(Data about app and page elements)
+---+

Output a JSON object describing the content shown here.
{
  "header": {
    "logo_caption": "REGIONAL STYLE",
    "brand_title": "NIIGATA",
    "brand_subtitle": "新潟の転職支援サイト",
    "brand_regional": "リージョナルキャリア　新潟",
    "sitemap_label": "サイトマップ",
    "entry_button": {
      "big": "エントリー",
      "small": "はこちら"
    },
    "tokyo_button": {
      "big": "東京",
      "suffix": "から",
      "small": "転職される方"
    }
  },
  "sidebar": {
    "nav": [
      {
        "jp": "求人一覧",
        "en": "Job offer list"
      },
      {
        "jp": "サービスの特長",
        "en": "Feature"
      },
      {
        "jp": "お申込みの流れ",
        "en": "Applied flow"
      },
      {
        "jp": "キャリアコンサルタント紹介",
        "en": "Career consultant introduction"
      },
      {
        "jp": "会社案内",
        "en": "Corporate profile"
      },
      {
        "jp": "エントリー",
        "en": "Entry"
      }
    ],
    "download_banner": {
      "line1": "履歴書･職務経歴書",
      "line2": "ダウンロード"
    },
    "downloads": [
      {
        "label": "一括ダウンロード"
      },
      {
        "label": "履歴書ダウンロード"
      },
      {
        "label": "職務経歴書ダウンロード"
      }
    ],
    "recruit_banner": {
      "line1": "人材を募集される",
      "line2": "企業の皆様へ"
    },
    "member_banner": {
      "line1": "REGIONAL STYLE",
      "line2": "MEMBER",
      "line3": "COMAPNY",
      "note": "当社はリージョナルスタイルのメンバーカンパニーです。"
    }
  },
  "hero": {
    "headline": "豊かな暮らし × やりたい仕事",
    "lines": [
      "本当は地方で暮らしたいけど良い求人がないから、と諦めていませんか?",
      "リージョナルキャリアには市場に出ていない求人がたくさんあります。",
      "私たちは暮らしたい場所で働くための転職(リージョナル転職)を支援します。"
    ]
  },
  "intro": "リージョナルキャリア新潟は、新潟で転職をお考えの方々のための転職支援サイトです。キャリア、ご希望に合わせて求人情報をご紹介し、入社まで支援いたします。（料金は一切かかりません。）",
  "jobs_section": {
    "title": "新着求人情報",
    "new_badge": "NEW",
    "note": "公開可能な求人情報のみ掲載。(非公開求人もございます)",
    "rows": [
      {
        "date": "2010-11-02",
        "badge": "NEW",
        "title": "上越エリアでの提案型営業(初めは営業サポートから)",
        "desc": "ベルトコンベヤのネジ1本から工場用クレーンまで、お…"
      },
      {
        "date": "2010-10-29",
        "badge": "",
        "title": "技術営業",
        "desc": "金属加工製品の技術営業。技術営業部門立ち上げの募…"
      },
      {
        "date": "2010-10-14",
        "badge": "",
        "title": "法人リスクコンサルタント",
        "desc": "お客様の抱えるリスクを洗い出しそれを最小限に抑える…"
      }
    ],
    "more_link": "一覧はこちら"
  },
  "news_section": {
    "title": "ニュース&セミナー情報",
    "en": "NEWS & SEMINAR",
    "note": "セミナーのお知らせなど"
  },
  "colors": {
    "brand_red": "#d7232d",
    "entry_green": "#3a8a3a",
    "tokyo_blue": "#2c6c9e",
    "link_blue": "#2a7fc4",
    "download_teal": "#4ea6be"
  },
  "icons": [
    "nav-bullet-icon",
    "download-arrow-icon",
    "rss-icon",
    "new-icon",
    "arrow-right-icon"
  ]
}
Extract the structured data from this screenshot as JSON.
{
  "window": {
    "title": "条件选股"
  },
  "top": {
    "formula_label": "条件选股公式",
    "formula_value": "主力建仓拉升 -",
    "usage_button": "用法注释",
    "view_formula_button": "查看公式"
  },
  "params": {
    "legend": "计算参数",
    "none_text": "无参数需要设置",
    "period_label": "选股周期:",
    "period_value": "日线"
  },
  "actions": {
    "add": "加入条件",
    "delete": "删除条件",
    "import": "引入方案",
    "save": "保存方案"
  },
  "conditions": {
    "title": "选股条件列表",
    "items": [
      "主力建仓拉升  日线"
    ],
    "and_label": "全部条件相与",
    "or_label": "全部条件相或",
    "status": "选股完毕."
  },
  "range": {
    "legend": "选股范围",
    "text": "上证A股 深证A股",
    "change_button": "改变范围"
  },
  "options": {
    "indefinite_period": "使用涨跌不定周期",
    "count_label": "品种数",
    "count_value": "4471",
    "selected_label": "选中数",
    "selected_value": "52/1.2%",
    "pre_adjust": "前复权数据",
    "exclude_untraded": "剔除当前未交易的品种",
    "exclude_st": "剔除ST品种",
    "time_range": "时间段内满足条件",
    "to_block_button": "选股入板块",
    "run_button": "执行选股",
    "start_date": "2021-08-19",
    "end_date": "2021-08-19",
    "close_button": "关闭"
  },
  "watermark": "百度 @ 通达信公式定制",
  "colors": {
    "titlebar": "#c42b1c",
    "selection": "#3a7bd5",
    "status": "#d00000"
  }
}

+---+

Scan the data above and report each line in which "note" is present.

      "note": "当社はリージョナルスタイルのメンバーカンパニーです。"
    "note": "公開可能な求人情報のみ掲載。(非公開求人もございます)",
    "note": "セミナーのお知らせなど"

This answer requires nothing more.